By Justin Chermol
Rep. Andy Levin (D-Mich.) ripped into GM CEO Mary Barra over the closing of a factory in his district on Tuesday, despite the auto manufacturer's recent announcement to invest $300 million in an auto plant in neighboring district.
"I am not happy with Mary Barra. I do not accept business will be business, they have to make tough decisions. The decisions she is making, is to ship our jobs to Mexico and it's not necessary," Levin told Cheddar's J.D. Durkin on Wednesday.
The Michigan Democrat represents a district that houses the Warren Transmission Plant; the idling of this factory means massive layoffs announced in November as a means to divert the automaker's attention from manufacturing small, sedan cars and move to electric and autonomous vehicles.
Just last week, GM announced a massive investment in an adjacent district to Levin, Orion Township, where it will begin the production of a new Chevrolet electric vehicle. The project is expected to bring 400 new jobs to the region and $1.8 billion investment throughout the United States.
"Here's the big picture with GM: They've literally doubled - almost exactly doubled - the number of cars they've built in Mexico as opposed to the U.S. Ford's not doing it to that extent," Levin said, echoing a message even President Trump has addressed in recent weeks.
Although the shuttering of five factories in the United States and Canada is impacting workers, Levin see's this as a way to encourage a new revolution in American manufacturing: autonomous.
"If you want to be in business in capitalism, you've got to run to where the ball's being thrown, and we are moving to electrification fast, because we have to to save our planet," Levin said. He added: "And we are moving to autonomous vehicles because it'll make driving much safer and just because it's technology on the march."

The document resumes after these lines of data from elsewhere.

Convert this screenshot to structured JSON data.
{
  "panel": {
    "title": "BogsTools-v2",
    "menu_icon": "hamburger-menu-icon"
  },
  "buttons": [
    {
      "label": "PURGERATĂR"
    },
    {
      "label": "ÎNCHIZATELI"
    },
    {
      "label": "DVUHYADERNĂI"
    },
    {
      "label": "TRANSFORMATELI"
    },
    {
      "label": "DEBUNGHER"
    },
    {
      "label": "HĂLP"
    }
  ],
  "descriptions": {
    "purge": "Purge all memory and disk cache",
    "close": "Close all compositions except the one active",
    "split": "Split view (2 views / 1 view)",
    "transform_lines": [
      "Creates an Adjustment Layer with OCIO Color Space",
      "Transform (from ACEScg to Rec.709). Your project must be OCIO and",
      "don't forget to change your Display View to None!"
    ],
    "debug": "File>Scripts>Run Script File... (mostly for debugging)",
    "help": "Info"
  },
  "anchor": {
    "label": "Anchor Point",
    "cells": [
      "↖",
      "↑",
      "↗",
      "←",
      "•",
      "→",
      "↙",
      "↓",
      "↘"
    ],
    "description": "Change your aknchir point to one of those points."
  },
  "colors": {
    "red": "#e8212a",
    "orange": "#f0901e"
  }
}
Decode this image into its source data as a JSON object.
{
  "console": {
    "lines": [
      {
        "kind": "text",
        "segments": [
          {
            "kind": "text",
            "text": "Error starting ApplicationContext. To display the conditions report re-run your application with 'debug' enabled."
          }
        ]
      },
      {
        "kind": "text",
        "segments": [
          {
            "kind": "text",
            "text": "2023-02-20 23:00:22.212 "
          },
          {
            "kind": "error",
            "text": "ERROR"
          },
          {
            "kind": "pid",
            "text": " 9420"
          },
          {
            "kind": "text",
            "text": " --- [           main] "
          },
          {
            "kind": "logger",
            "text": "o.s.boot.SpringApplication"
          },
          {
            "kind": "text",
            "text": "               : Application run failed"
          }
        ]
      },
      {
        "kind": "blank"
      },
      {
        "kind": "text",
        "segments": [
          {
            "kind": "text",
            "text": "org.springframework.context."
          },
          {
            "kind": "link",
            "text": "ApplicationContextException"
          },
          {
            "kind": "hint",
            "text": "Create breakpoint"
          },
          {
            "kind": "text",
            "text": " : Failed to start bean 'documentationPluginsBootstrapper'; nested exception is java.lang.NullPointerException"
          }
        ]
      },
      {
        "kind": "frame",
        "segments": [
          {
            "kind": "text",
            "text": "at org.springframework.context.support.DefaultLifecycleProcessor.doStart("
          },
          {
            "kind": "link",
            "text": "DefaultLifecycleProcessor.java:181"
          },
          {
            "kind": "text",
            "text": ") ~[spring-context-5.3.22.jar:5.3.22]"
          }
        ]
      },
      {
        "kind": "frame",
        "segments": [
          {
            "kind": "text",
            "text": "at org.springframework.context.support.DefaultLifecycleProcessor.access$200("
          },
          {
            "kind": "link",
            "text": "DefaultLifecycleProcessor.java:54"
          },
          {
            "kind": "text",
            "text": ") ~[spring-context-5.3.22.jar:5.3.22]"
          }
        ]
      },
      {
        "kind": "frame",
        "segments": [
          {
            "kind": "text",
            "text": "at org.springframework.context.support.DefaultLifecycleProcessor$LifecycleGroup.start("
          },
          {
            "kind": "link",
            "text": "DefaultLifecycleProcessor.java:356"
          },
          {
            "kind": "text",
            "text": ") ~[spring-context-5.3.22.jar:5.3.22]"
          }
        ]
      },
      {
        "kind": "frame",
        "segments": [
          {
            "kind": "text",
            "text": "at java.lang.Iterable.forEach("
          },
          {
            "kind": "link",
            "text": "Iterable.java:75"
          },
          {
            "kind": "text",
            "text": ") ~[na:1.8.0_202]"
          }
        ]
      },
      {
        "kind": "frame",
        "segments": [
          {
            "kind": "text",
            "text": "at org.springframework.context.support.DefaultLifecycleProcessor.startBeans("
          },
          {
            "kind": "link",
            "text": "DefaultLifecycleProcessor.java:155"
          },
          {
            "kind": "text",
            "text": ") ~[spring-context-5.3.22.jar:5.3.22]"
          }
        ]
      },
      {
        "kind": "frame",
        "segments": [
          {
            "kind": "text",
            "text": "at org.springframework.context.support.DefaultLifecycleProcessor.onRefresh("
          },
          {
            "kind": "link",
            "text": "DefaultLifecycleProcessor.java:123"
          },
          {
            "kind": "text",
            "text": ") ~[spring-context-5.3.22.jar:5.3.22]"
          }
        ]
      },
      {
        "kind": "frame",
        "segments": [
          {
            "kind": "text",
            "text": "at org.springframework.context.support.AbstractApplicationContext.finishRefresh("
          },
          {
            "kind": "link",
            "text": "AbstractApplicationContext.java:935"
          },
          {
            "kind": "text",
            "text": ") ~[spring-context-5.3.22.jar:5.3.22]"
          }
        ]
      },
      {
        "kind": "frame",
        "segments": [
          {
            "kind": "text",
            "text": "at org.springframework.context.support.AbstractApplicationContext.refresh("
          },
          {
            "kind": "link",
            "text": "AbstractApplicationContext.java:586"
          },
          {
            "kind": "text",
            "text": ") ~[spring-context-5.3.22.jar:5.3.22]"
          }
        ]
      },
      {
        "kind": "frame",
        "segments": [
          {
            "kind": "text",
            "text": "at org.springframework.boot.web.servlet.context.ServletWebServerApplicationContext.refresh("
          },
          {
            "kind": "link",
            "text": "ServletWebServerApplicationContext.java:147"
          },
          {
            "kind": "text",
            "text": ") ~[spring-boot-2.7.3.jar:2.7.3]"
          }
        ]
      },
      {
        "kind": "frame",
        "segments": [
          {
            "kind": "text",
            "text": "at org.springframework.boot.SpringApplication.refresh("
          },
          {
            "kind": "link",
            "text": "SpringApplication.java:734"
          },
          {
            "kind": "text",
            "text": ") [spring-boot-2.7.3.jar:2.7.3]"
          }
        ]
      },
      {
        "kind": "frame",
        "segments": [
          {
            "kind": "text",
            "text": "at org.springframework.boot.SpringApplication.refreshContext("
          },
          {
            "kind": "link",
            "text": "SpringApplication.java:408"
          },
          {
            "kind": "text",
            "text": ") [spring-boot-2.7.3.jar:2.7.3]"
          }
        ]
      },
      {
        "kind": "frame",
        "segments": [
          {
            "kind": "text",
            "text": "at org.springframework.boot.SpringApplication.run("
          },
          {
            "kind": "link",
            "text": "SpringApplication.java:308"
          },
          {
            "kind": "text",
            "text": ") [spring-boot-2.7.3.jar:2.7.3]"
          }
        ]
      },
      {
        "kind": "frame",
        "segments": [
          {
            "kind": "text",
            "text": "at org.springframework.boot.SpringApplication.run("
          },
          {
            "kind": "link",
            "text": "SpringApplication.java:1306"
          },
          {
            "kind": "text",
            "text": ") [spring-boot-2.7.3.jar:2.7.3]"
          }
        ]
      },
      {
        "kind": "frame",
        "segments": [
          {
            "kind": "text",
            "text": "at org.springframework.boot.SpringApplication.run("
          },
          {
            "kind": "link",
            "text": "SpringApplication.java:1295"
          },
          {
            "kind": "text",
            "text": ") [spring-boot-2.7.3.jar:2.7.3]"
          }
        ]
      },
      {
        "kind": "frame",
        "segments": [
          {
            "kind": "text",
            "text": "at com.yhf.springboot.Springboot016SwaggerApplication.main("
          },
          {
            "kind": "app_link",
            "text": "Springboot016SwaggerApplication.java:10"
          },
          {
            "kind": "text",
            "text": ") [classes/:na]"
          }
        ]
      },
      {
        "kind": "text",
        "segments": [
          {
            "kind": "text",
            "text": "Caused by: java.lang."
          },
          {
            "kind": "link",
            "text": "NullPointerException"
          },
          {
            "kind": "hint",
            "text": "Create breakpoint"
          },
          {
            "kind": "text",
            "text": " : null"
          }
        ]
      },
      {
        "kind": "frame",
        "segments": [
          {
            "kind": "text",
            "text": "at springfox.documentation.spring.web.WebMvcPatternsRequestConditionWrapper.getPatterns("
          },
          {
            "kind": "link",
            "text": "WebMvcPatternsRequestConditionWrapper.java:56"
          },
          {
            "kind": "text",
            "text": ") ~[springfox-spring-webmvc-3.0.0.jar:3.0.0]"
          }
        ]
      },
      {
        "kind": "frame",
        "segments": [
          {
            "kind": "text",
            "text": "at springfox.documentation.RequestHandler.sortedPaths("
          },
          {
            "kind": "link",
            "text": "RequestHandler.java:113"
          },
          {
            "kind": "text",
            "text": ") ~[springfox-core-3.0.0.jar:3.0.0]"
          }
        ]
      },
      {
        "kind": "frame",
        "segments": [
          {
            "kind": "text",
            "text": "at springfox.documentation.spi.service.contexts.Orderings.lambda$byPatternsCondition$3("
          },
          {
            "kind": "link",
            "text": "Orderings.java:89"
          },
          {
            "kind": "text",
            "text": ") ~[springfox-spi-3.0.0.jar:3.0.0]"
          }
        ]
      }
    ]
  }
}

The surge in autonomous and electric vehicles, in addition to the left's push for the Green New Deal, has been met with criticism from some auto manufacturers. Nevertheless, Levin, a co-sponsor to the Green New Deal, thinks the industry should embrace the politics of going green: "I think people misunderstand the Green New Deal. Here's what we're saying: we face the gravest crisis our species has ever faced because we are frying out planet. And you can say 'Oh my gosh that's gonna cause a lot of disruption.' I say, that's where fortune's gonna be made."
And though Levin is equally as cautious as Trump over the move of American jobs to Mexico, he strongly opposes the President's push to increase auto tariffs in America as a means to hurt American workers.
If it were up to the Michigan congressman, he would "have a trade policy that creates a new era of trade agreements that's about raising the standard of living of working people, not freeing up corporations to just run around the globe to send our jobs to wherever it's cheapest, and wherever they can do environmental damage with no barriers."
For full interview click here.